Bob grew and grew and was sent out to the flight center on August 14 to get ready for his life after TLC. Our biggest concern about Bob was all he really knew was people. The hardest thing for the volunteers at the flight center to do was not be friendly to Bob. We weren't mean or anything like that, just not friendly. Bob likes super worms and mice. When a volunteer would go to the flight center to feed, Bob would greet them at the door.
The weather has been great, but fall is fast on its way. The leaves are changing, it's cooler at night and birds are starting to head south. It was now or never for Bob. To ship him outside would cost a small fortune, he wouldn't make an easy education bird to deal with and he deserves another chance at life in the wild where he belongs.

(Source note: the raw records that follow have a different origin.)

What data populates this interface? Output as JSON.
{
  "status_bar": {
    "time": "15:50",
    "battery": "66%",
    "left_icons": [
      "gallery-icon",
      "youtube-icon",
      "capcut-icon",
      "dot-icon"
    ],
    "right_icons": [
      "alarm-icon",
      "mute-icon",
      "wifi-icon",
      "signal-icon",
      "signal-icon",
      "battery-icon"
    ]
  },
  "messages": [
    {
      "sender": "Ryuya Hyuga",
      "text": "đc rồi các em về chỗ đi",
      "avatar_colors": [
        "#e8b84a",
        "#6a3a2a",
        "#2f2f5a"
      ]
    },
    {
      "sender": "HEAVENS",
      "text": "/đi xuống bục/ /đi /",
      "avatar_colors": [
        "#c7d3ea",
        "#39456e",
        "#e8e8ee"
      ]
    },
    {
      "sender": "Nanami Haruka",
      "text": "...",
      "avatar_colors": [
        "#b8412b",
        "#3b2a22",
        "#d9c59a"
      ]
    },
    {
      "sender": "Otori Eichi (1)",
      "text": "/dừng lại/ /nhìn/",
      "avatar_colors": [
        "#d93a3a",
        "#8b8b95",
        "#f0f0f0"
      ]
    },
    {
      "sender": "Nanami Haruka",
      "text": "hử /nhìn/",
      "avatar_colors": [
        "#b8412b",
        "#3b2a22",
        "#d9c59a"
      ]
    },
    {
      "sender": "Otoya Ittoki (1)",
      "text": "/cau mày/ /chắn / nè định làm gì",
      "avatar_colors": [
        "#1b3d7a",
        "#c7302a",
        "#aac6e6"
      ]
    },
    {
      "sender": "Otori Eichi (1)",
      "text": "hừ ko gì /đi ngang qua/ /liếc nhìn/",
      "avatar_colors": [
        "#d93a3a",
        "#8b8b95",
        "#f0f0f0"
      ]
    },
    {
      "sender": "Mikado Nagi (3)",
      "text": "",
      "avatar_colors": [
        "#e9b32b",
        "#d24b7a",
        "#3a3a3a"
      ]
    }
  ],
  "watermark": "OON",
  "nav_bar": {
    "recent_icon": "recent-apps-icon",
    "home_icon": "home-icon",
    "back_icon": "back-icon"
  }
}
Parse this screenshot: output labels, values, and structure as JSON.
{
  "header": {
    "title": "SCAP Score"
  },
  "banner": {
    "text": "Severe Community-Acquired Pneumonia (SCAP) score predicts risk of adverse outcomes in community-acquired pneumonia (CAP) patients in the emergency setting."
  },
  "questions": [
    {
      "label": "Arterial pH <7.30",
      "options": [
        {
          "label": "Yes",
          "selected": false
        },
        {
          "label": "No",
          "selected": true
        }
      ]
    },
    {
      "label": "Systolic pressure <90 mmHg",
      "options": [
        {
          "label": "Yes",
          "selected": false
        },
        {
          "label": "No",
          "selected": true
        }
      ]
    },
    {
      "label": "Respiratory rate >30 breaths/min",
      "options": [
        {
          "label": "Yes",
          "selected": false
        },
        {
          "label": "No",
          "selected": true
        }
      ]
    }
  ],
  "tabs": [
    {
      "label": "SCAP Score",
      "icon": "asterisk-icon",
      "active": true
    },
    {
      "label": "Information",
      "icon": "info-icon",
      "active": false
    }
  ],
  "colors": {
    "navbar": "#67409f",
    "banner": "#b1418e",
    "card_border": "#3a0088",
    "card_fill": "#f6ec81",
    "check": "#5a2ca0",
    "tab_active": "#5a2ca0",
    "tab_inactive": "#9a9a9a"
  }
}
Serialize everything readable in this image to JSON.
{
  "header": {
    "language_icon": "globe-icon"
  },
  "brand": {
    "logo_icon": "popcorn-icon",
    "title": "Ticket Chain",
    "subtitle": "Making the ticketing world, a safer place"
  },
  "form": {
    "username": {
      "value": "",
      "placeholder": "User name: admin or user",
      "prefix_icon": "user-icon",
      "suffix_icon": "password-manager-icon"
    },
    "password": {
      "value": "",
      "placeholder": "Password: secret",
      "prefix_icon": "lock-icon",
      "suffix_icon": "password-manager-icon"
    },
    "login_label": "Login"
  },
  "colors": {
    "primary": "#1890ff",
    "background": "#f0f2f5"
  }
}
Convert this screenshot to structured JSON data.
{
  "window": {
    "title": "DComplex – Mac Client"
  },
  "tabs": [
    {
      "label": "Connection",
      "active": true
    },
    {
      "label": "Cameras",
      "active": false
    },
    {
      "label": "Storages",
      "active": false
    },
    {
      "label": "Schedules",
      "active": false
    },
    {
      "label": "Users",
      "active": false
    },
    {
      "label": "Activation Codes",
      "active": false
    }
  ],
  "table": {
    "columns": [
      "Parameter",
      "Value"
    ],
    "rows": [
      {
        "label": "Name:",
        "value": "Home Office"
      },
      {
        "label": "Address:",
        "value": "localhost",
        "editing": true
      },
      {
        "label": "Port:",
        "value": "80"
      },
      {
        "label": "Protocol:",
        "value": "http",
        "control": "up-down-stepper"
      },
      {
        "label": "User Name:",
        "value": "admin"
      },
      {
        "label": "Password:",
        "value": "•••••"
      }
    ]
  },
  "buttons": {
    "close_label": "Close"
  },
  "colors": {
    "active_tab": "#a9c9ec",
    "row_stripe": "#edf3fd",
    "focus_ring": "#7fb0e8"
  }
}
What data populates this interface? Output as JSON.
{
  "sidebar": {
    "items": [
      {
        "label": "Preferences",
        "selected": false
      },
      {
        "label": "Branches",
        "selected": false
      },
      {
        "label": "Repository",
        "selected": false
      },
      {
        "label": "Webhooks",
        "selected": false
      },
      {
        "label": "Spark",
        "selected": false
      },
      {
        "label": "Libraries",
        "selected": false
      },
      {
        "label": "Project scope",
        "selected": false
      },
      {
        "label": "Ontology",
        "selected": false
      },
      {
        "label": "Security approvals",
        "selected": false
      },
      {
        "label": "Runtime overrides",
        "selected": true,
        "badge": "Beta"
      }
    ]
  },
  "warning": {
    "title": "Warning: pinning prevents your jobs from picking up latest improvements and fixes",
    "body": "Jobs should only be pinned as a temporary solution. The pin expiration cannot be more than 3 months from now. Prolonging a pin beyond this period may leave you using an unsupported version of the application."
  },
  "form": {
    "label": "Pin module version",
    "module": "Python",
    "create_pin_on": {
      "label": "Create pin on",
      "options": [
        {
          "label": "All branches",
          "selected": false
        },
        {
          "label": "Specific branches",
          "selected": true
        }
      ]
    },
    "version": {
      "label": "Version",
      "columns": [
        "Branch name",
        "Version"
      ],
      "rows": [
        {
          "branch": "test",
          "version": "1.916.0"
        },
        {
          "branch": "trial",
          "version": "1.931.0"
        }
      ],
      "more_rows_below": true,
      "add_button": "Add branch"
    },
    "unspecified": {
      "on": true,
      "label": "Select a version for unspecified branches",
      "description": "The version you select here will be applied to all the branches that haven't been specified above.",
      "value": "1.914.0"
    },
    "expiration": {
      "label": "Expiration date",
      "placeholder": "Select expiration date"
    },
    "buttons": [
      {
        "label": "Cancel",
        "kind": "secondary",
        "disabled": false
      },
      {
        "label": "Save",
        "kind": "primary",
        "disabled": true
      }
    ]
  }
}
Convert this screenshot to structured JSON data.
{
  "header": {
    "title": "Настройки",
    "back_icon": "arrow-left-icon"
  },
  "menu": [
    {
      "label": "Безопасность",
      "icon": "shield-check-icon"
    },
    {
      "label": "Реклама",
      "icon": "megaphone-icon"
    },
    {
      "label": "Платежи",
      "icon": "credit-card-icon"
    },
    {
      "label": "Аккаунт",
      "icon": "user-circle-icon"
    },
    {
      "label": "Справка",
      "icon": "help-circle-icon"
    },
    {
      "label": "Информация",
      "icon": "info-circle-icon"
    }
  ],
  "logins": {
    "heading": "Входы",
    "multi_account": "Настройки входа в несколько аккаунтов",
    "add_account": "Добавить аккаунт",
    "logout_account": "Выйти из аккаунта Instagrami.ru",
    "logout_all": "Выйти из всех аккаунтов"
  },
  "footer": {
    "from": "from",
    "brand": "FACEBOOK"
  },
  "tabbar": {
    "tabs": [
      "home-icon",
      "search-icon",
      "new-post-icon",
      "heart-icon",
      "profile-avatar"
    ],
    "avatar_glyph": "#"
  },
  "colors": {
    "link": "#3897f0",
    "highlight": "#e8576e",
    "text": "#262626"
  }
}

For the last couple of days, Britt and I have been working a project put at the flight center. Bob got some extra servings for dinner to help him prepare for his journey. Today we finished the project and it was time for Bob to leave.
With suggestions of where to go from friends of Bob, we headed to Wasilla where UAF has some experimental farms where sand hill cranes are known to visit. Sure enough there were plenty there. With a lot of coaxing, Bob took to flight. He flew better than we had expected and probably surprised himself as well.
We did have to recover him a couple times to get him headed in the right direction. The last we saw of him he was in a field with about 20 other sand hill cranes. He hadn't mingled in with them yet. SHC's were coming and going while we were there, so we figured he will figure things out before long.
Bob, we wish you the best. You have to get your own super worms and mice now.
Photo Credit: Britt Coon / Bird TLC